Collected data
* * * * * * * * *

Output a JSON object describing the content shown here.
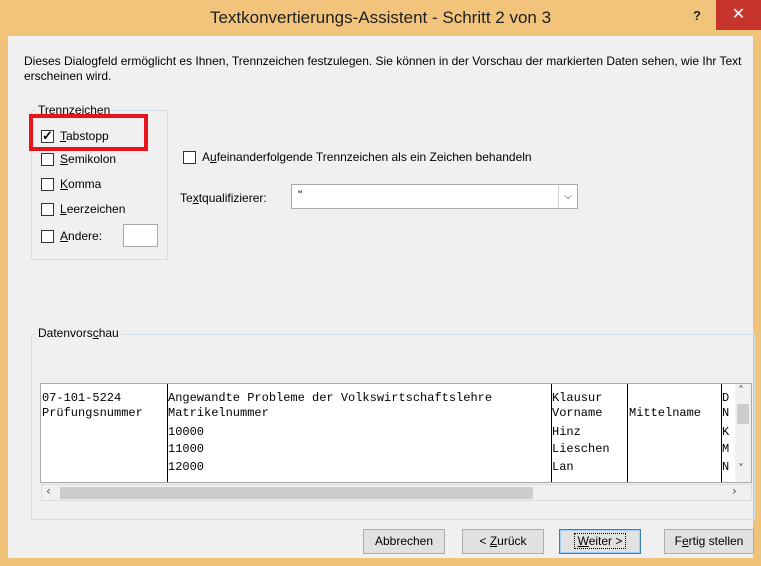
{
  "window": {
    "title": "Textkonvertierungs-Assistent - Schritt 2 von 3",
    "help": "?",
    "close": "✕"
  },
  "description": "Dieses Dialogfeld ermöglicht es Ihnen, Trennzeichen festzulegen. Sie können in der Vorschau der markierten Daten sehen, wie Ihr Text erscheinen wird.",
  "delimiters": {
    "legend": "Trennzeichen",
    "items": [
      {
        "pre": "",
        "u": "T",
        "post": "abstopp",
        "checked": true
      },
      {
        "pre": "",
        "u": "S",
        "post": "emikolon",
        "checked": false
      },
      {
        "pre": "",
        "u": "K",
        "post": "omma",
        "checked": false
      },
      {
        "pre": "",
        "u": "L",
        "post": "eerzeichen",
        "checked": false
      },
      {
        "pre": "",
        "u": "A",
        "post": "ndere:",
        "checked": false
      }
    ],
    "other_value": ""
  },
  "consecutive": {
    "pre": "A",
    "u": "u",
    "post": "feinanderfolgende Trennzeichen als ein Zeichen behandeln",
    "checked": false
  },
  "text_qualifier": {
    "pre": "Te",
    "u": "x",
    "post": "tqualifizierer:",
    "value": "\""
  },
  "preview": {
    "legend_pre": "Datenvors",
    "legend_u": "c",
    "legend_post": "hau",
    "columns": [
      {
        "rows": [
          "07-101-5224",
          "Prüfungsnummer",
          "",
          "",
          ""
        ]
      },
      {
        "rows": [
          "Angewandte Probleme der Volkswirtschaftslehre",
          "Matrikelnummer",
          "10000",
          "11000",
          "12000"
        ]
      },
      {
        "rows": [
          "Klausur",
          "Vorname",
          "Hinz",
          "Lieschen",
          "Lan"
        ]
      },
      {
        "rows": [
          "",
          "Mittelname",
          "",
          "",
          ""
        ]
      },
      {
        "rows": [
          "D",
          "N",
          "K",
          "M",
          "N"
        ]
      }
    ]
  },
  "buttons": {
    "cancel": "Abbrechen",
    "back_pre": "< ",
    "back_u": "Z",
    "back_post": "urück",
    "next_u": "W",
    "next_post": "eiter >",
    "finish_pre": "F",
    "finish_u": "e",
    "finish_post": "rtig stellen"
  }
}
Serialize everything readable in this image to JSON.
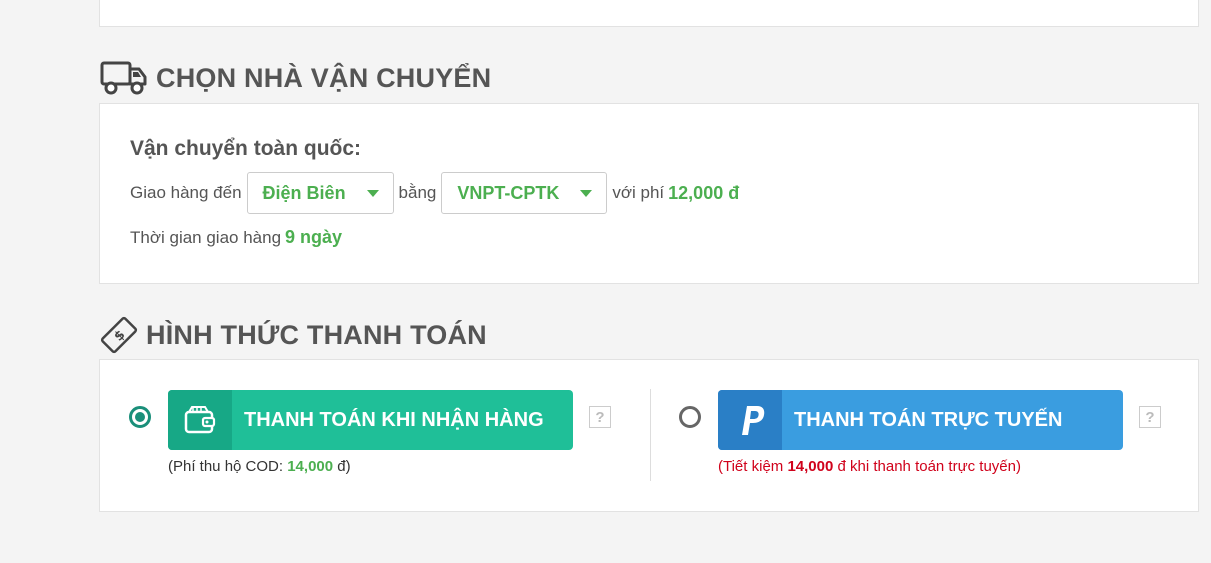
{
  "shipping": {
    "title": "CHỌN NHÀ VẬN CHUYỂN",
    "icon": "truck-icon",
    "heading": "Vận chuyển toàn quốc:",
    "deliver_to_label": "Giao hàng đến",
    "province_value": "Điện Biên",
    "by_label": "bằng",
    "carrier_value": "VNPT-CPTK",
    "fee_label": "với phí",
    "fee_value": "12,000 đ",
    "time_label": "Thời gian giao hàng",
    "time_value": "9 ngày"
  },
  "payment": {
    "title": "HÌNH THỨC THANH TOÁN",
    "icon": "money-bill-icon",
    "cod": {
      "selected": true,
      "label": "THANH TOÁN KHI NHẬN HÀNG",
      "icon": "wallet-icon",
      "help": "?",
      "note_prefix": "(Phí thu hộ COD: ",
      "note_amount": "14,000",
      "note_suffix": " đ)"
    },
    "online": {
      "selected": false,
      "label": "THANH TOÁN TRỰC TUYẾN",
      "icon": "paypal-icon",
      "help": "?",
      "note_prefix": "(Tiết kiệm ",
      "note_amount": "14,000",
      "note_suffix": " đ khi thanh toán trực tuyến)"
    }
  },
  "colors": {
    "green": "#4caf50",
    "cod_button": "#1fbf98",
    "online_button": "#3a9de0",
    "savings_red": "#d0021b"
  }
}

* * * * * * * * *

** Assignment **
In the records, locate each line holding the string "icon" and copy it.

** Result for this exercise **
    "icon": "truck-icon",
    "icon": "money-bill-icon",
      "icon": "wallet-icon",
      "icon": "paypal-icon",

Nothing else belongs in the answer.